[Saved entries]
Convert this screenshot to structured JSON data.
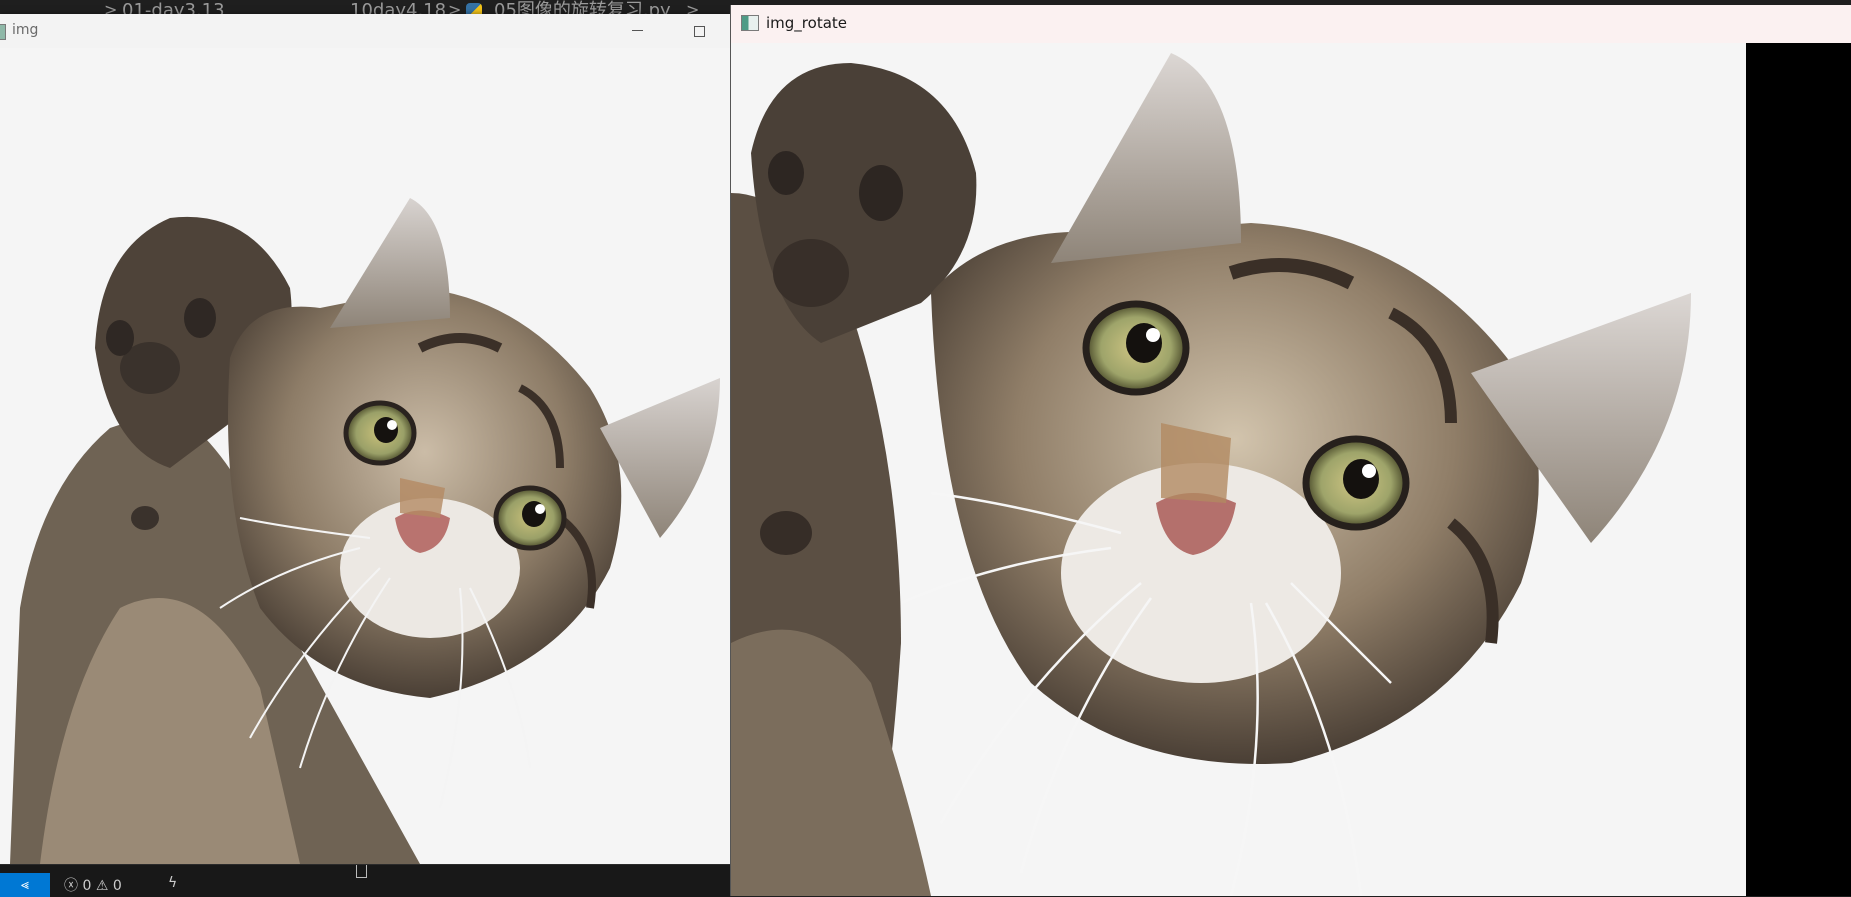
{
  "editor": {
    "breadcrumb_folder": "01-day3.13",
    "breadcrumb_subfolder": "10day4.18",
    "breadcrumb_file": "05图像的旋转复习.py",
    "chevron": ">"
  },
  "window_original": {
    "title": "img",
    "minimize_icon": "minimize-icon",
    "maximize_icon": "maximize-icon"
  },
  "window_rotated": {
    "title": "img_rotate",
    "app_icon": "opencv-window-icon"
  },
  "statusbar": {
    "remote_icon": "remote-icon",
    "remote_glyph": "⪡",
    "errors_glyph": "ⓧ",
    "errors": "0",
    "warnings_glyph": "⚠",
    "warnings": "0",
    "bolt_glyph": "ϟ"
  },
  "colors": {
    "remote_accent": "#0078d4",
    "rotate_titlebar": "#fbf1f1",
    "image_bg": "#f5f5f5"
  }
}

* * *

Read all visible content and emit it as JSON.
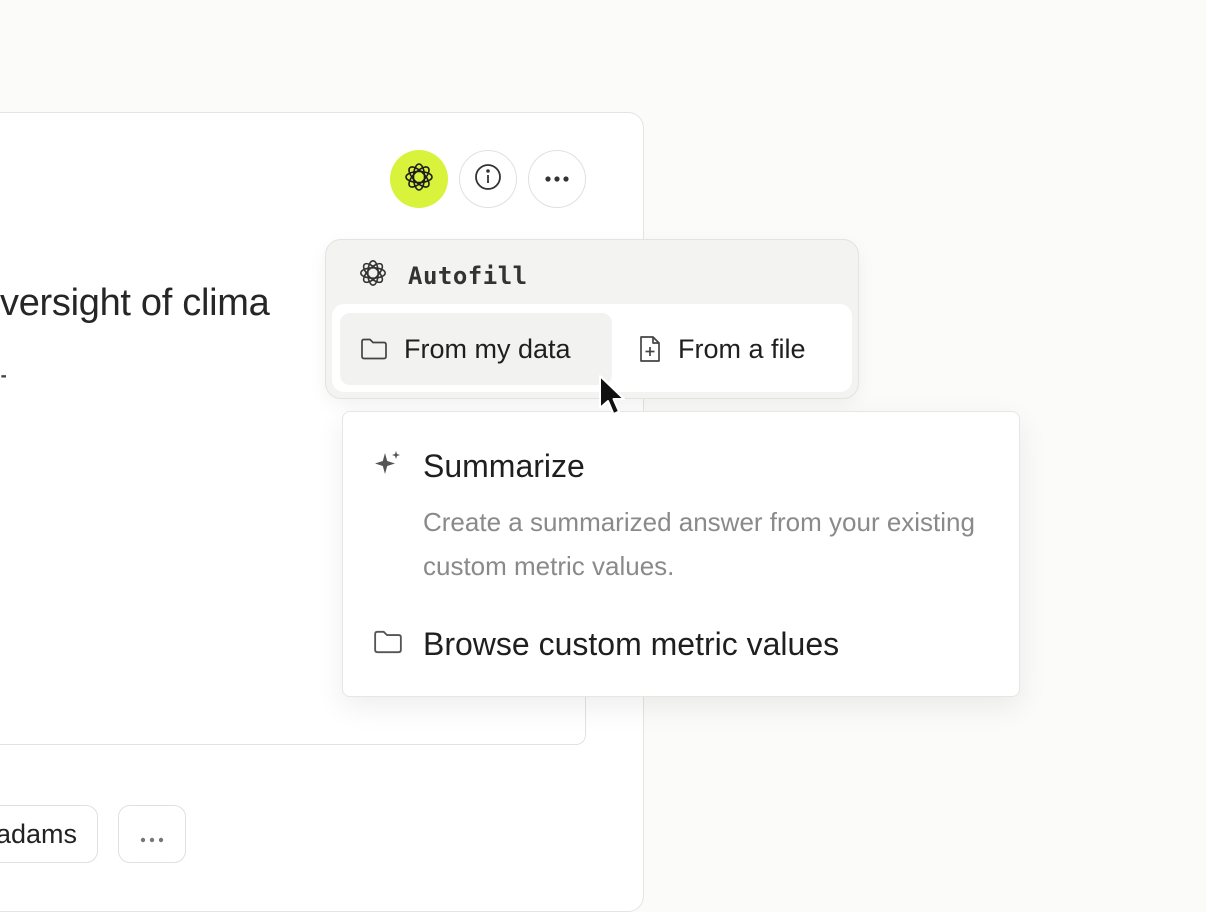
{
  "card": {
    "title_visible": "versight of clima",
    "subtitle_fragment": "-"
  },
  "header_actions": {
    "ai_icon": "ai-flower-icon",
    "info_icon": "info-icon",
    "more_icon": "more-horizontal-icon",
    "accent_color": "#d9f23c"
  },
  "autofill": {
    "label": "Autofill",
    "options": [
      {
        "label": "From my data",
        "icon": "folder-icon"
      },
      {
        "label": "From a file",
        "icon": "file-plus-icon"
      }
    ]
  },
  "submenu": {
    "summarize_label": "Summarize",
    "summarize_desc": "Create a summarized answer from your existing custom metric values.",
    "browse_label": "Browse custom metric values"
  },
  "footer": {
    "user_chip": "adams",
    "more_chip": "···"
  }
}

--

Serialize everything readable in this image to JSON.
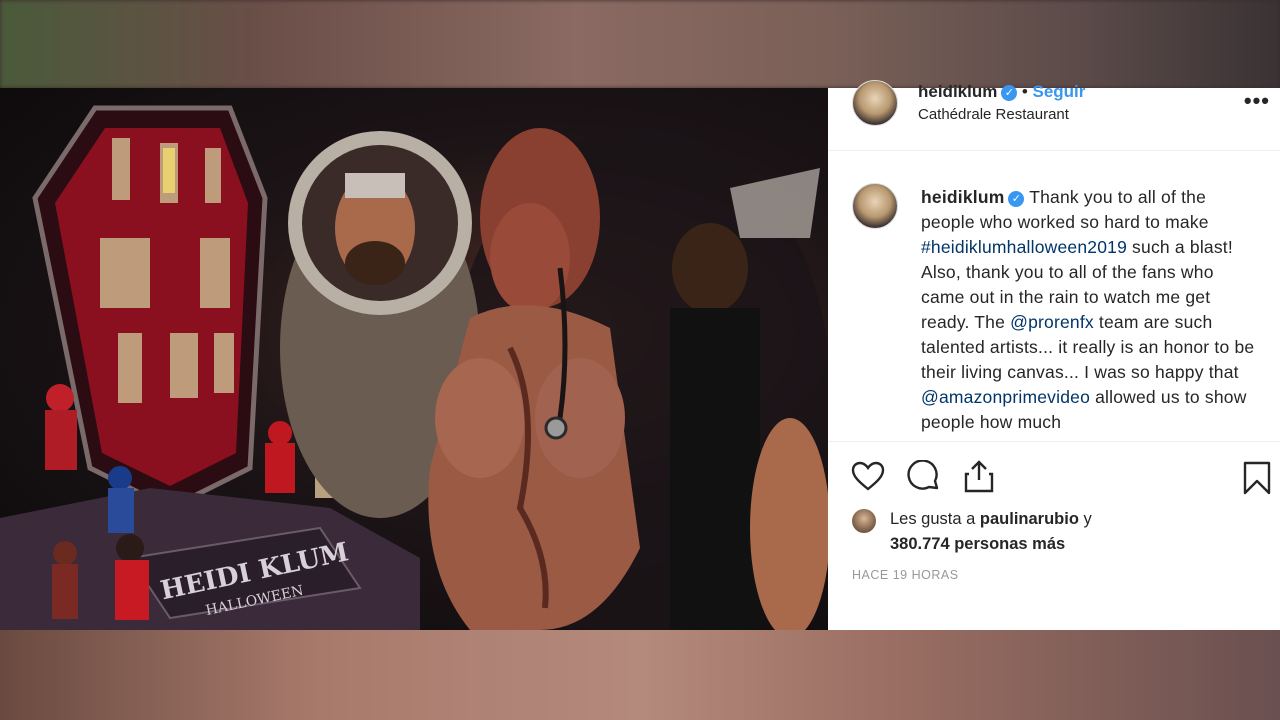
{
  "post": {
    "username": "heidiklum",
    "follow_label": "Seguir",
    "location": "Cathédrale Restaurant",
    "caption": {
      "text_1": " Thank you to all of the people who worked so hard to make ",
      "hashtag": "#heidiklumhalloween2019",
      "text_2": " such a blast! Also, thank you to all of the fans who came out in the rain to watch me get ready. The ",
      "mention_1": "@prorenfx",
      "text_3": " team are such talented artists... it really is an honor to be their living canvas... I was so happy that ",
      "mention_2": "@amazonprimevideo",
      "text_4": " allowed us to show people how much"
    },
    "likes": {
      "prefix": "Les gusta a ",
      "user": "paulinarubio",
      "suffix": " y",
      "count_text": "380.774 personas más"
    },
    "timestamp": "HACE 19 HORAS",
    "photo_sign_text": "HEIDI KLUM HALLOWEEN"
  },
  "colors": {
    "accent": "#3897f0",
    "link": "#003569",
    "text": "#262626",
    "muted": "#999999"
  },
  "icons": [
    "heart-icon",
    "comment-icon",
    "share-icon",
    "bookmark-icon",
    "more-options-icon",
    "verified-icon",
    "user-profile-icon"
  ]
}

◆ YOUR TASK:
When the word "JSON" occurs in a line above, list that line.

◆ EXERCISE SOLUTION:
Convert this screenshot to structured JSON data.
Read all visible content and emit it as JSON.
Serialize everything readable in this image to JSON.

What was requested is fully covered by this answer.